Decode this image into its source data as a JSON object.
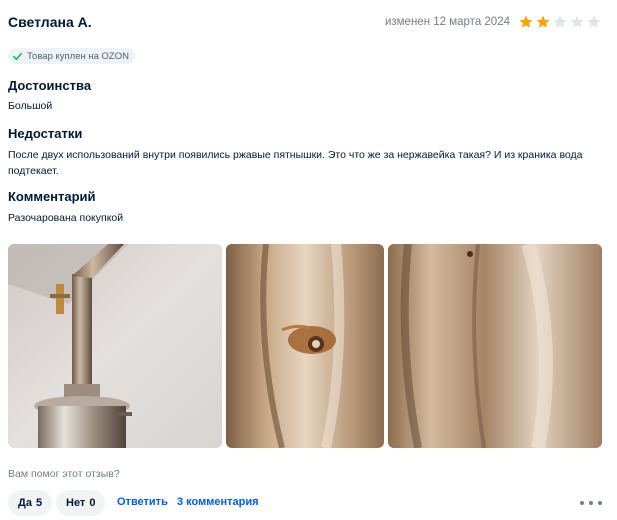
{
  "review": {
    "author": "Светлана А.",
    "date": "изменен 12 марта 2024",
    "rating": 2,
    "rating_max": 5,
    "star_color_filled": "#f9a400",
    "star_color_empty": "#e1e4e8",
    "badge": {
      "icon": "check-icon",
      "text": "Товар куплен на OZON",
      "icon_color": "#10c44c"
    },
    "pros": {
      "title": "Достоинства",
      "text": "Большой"
    },
    "cons": {
      "title": "Недостатки",
      "text": "После двух использований внутри появились ржавые пятнышки. Это что же за нержавейка такая? И из краника вода подтекает."
    },
    "comment": {
      "title": "Комментарий",
      "text": "Разочарована покупкой"
    },
    "photos": [
      "photo-distiller",
      "photo-rust-spot-closeup",
      "photo-inner-wall"
    ]
  },
  "footer": {
    "helpful_question": "Вам помог этот отзыв?",
    "yes_label": "Да",
    "yes_count": "5",
    "no_label": "Нет",
    "no_count": "0",
    "reply_label": "Ответить",
    "comments_label": "3 комментария",
    "more_icon": "more-dots-icon"
  },
  "colors": {
    "link": "#005bff",
    "muted": "#707f8d",
    "text": "#001a34"
  }
}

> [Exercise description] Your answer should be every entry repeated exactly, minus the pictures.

> [Exercise solution]
Decode this image into its source data as a JSON object.
{
  "review": {
    "author": "Светлана А.",
    "date": "изменен 12 марта 2024",
    "rating": 2,
    "rating_max": 5,
    "star_color_filled": "#f9a400",
    "star_color_empty": "#e1e4e8",
    "badge": {
      "icon": "check-icon",
      "text": "Товар куплен на OZON",
      "icon_color": "#10c44c"
    },
    "pros": {
      "title": "Достоинства",
      "text": "Большой"
    },
    "cons": {
      "title": "Недостатки",
      "text": "После двух использований внутри появились ржавые пятнышки. Это что же за нержавейка такая? И из краника вода подтекает."
    },
    "comment": {
      "title": "Комментарий",
      "text": "Разочарована покупкой"
    },
    "photos": [
      "photo-distiller",
      "photo-rust-spot-closeup",
      "photo-inner-wall"
    ]
  },
  "footer": {
    "helpful_question": "Вам помог этот отзыв?",
    "yes_label": "Да",
    "yes_count": "5",
    "no_label": "Нет",
    "no_count": "0",
    "reply_label": "Ответить",
    "comments_label": "3 комментария",
    "more_icon": "more-dots-icon"
  },
  "colors": {
    "link": "#005bff",
    "muted": "#707f8d",
    "text": "#001a34"
  }
}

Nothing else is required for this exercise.